  • The beans are soaked in near boiling water for several hours, which extracts the caffeine as well as other flavour elements and oils from the beans.
  • The water is transferred to a separate tank where the beans are washed with the solvent, which selectively bonds with the caffeine.
  • The mixture is then heated to evaporate the solvent and caffeine.
  • The beans are added to the liquid again to reabsorb most of the flavour elements and coffee oils.

The Direct-Solvent Process

This process is also known as “The Natural Decaffeination Method” or “Ethyl Acetate method”.

  • The beans are steamed for about 30 minutes to open their pores.
  • They are then repeatedly rinsed with the solvent.
  • After about 10 hours, the caffeine-laden solvent is then drained away.
  • Once drained, the beans are steamed again to remove any residual solvent.

The Swiss Water Process

This method is also referred to as the SWP Method, Activated Charcoal Decaffeination or Dihydro-oxide Process, among others. it is a chemical free process pioneered in 1933 in Switzerland and became commercially viable in 1980. It is almost exclusively used to decaffeinate organic coffee.

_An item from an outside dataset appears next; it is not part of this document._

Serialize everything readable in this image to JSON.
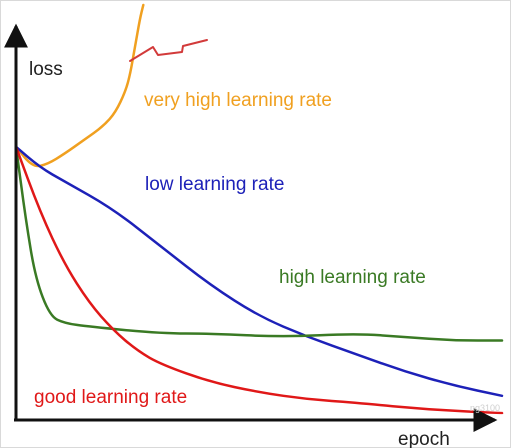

  • It relies on solubility and osmosis to decaffeinate the beans.
  • The beans are soaked in very hot water to dissolve the caffeine.
  • Next, the water is then drawn off and passed through an activated charcoal filter.
  • This filter captures the larger caffeine molecules, while allowing the smaller oil and flavour molecules to pass through.
  • This results in the beans being totally flavourless and caffeine free
  • These beans are then discarded, but the water is reused to remove the caffeine from a fresh batch of beans.
  • The water is saturated with flavourants, so the flavours in the fresh batch cannot dissolve. This means that the caffeine is removed without a massive flavour loss.

The CO2 Process

The CO2 Process is the most modern method. A scientist of the Max Plan Institute, named Kurt Zosel developed it. It is also known as the Liquid Carbon Dioxide Method and the Supercritical Carbon Dioxide Method. It uses liquid CO2 in place of chemical solvents that acts only on the caffeine and nothing else.

  • The beans are placed in a stainless steel container called the extraction vession.
  • The vessel is then sealed and liquid CO2 is forced into the coffee at very high pressue.
  • The CO2 acts as the solvent to dissolve the caffeine, and thus leaving the flavour molecules behind.
  • The caffeine-laden CO2 is then transferred to the absorption chamber where the pressure is released. This returns the CO2 to its gaseous state.
  • This process is expensive, and used primarily to decaffeinate large quantities of commercial grade, less-exotic coffees.


It is unfortunately very difficult to make a good cup of decaffeinated coffee, because a lot of the flavour compounds that give coffee its taste are damaged. The decaffeinated beans also roast unevenly. Therefore, if you want the best cup of coffee, it is recommended that you keep the caffeine in, providing you do not have a caffeine sensitivity.